-------- Material provided
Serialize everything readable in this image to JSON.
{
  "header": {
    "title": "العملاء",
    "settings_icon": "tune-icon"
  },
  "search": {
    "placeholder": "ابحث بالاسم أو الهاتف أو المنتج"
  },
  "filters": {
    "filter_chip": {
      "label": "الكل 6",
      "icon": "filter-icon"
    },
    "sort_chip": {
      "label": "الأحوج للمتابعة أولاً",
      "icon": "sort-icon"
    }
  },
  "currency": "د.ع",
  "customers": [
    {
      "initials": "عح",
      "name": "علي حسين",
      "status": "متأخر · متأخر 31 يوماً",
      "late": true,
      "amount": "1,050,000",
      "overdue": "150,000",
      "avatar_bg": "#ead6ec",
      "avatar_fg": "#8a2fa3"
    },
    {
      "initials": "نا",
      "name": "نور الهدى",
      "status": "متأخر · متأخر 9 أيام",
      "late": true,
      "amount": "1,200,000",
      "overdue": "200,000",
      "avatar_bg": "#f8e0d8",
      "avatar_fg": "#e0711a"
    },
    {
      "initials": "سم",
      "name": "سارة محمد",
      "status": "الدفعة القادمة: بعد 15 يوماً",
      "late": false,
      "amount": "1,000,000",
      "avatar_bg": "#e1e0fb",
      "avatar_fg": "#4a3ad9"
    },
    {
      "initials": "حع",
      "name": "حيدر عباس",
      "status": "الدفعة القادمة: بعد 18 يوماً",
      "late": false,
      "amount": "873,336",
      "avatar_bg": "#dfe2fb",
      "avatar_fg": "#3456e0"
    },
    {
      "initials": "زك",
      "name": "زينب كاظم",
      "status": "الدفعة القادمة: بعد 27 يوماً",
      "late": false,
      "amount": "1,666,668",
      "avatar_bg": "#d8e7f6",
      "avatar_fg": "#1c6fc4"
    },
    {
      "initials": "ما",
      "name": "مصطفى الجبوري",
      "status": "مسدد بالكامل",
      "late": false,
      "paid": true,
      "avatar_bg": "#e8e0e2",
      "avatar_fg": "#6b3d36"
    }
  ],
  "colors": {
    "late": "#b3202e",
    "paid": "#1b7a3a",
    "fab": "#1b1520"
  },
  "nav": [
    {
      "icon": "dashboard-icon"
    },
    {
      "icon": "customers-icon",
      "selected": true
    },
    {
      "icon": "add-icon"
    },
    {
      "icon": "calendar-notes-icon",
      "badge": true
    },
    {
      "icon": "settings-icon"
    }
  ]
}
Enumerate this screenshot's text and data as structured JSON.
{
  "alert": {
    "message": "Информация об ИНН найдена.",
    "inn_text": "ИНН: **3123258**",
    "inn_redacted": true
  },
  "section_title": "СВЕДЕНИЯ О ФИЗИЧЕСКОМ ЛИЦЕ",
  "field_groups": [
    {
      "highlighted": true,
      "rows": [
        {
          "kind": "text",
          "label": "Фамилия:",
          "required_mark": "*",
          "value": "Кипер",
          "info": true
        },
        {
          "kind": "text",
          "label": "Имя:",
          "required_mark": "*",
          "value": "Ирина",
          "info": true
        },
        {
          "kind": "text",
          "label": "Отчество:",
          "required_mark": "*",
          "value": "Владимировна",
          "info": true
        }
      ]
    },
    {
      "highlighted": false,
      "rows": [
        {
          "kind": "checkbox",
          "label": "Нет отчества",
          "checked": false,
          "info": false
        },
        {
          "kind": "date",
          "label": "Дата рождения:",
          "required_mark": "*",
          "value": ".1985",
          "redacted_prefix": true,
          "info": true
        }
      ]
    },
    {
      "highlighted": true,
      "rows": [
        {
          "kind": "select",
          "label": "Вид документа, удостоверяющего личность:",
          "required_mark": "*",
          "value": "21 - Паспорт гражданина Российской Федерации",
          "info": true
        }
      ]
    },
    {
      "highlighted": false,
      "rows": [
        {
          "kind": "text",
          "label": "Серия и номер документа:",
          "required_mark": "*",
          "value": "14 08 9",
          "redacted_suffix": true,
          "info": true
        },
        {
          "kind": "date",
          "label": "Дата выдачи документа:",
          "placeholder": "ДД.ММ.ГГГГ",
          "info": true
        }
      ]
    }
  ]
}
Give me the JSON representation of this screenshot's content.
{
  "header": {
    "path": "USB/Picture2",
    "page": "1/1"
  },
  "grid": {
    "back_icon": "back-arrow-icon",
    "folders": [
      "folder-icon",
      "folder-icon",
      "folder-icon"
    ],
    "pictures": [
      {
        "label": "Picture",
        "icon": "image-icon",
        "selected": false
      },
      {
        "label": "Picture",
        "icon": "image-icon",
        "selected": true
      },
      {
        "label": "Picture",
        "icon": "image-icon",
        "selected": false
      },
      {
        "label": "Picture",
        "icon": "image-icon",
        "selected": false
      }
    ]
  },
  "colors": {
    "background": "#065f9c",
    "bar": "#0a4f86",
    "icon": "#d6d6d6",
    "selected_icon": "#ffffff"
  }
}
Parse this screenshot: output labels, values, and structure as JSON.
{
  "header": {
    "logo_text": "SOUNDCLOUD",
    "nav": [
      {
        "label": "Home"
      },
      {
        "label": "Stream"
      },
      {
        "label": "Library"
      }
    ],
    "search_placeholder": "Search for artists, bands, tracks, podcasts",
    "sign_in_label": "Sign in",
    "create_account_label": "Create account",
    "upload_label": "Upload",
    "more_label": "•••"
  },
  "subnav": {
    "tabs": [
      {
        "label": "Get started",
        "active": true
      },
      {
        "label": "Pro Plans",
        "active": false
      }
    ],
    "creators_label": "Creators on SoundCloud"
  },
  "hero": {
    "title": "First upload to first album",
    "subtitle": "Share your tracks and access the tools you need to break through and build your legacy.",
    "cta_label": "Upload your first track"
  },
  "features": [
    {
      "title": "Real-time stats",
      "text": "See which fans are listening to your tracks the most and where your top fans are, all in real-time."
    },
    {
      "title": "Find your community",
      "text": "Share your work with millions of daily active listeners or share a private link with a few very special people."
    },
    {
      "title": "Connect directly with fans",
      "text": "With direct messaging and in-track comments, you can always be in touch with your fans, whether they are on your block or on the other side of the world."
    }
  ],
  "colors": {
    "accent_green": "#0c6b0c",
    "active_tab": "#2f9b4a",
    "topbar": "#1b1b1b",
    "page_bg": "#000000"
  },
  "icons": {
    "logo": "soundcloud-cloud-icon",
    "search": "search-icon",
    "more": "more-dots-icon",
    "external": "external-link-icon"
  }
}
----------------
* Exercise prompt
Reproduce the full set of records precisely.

* Output of the exercise
Serialize everything readable in this image to JSON.
{
  "header": {
    "title": "العملاء",
    "settings_icon": "tune-icon"
  },
  "search": {
    "placeholder": "ابحث بالاسم أو الهاتف أو المنتج"
  },
  "filters": {
    "filter_chip": {
      "label": "الكل 6",
      "icon": "filter-icon"
    },
    "sort_chip": {
      "label": "الأحوج للمتابعة أولاً",
      "icon": "sort-icon"
    }
  },
  "currency": "د.ع",
  "customers": [
    {
      "initials": "عح",
      "name": "علي حسين",
      "status": "متأخر · متأخر 31 يوماً",
      "late": true,
      "amount": "1,050,000",
      "overdue": "150,000",
      "avatar_bg": "#ead6ec",
      "avatar_fg": "#8a2fa3"
    },
    {
      "initials": "نا",
      "name": "نور الهدى",
      "status": "متأخر · متأخر 9 أيام",
      "late": true,
      "amount": "1,200,000",
      "overdue": "200,000",
      "avatar_bg": "#f8e0d8",
      "avatar_fg": "#e0711a"
    },
    {
      "initials": "سم",
      "name": "سارة محمد",
      "status": "الدفعة القادمة: بعد 15 يوماً",
      "late": false,
      "amount": "1,000,000",
      "avatar_bg": "#e1e0fb",
      "avatar_fg": "#4a3ad9"
    },
    {
      "initials": "حع",
      "name": "حيدر عباس",
      "status": "الدفعة القادمة: بعد 18 يوماً",
      "late": false,
      "amount": "873,336",
      "avatar_bg": "#dfe2fb",
      "avatar_fg": "#3456e0"
    },
    {
      "initials": "زك",
      "name": "زينب كاظم",
      "status": "الدفعة القادمة: بعد 27 يوماً",
      "late": false,
      "amount": "1,666,668",
      "avatar_bg": "#d8e7f6",
      "avatar_fg": "#1c6fc4"
    },
    {
      "initials": "ما",
      "name": "مصطفى الجبوري",
      "status": "مسدد بالكامل",
      "late": false,
      "paid": true,
      "avatar_bg": "#e8e0e2",
      "avatar_fg": "#6b3d36"
    }
  ],
  "colors": {
    "late": "#b3202e",
    "paid": "#1b7a3a",
    "fab": "#1b1520"
  },
  "nav": [
    {
      "icon": "dashboard-icon"
    },
    {
      "icon": "customers-icon",
      "selected": true
    },
    {
      "icon": "add-icon"
    },
    {
      "icon": "calendar-notes-icon",
      "badge": true
    },
    {
      "icon": "settings-icon"
    }
  ]
}
Enumerate this screenshot's text and data as structured JSON.
{
  "alert": {
    "message": "Информация об ИНН найдена.",
    "inn_text": "ИНН: **3123258**",
    "inn_redacted": true
  },
  "section_title": "СВЕДЕНИЯ О ФИЗИЧЕСКОМ ЛИЦЕ",
  "field_groups": [
    {
      "highlighted": true,
      "rows": [
        {
          "kind": "text",
          "label": "Фамилия:",
          "required_mark": "*",
          "value": "Кипер",
          "info": true
        },
        {
          "kind": "text",
          "label": "Имя:",
          "required_mark": "*",
          "value": "Ирина",
          "info": true
        },
        {
          "kind": "text",
          "label": "Отчество:",
          "required_mark": "*",
          "value": "Владимировна",
          "info": true
        }
      ]
    },
    {
      "highlighted": false,
      "rows": [
        {
          "kind": "checkbox",
          "label": "Нет отчества",
          "checked": false,
          "info": false
        },
        {
          "kind": "date",
          "label": "Дата рождения:",
          "required_mark": "*",
          "value": ".1985",
          "redacted_prefix": true,
          "info": true
        }
      ]
    },
    {
      "highlighted": true,
      "rows": [
        {
          "kind": "select",
          "label": "Вид документа, удостоверяющего личность:",
          "required_mark": "*",
          "value": "21 - Паспорт гражданина Российской Федерации",
          "info": true
        }
      ]
    },
    {
      "highlighted": false,
      "rows": [
        {
          "kind": "text",
          "label": "Серия и номер документа:",
          "required_mark": "*",
          "value": "14 08 9",
          "redacted_suffix": true,
          "info": true
        },
        {
          "kind": "date",
          "label": "Дата выдачи документа:",
          "placeholder": "ДД.ММ.ГГГГ",
          "info": true
        }
      ]
    }
  ]
}
Give me the JSON representation of this screenshot's content.
{
  "header": {
    "path": "USB/Picture2",
    "page": "1/1"
  },
  "grid": {
    "back_icon": "back-arrow-icon",
    "folders": [
      "folder-icon",
      "folder-icon",
      "folder-icon"
    ],
    "pictures": [
      {
        "label": "Picture",
        "icon": "image-icon",
        "selected": false
      },
      {
        "label": "Picture",
        "icon": "image-icon",
        "selected": true
      },
      {
        "label": "Picture",
        "icon": "image-icon",
        "selected": false
      },
      {
        "label": "Picture",
        "icon": "image-icon",
        "selected": false
      }
    ]
  },
  "colors": {
    "background": "#065f9c",
    "bar": "#0a4f86",
    "icon": "#d6d6d6",
    "selected_icon": "#ffffff"
  }
}
Parse this screenshot: output labels, values, and structure as JSON.
{
  "header": {
    "logo_text": "SOUNDCLOUD",
    "nav": [
      {
        "label": "Home"
      },
      {
        "label": "Stream"
      },
      {
        "label": "Library"
      }
    ],
    "search_placeholder": "Search for artists, bands, tracks, podcasts",
    "sign_in_label": "Sign in",
    "create_account_label": "Create account",
    "upload_label": "Upload",
    "more_label": "•••"
  },
  "subnav": {
    "tabs": [
      {
        "label": "Get started",
        "active": true
      },
      {
        "label": "Pro Plans",
        "active": false
      }
    ],
    "creators_label": "Creators on SoundCloud"
  },
  "hero": {
    "title": "First upload to first album",
    "subtitle": "Share your tracks and access the tools you need to break through and build your legacy.",
    "cta_label": "Upload your first track"
  },
  "features": [
    {
      "title": "Real-time stats",
      "text": "See which fans are listening to your tracks the most and where your top fans are, all in real-time."
    },
    {
      "title": "Find your community",
      "text": "Share your work with millions of daily active listeners or share a private link with a few very special people."
    },
    {
      "title": "Connect directly with fans",
      "text": "With direct messaging and in-track comments, you can always be in touch with your fans, whether they are on your block or on the other side of the world."
    }
  ],
  "colors": {
    "accent_green": "#0c6b0c",
    "active_tab": "#2f9b4a",
    "topbar": "#1b1b1b",
    "page_bg": "#000000"
  },
  "icons": {
    "logo": "soundcloud-cloud-icon",
    "search": "search-icon",
    "more": "more-dots-icon",
    "external": "external-link-icon"
  }
}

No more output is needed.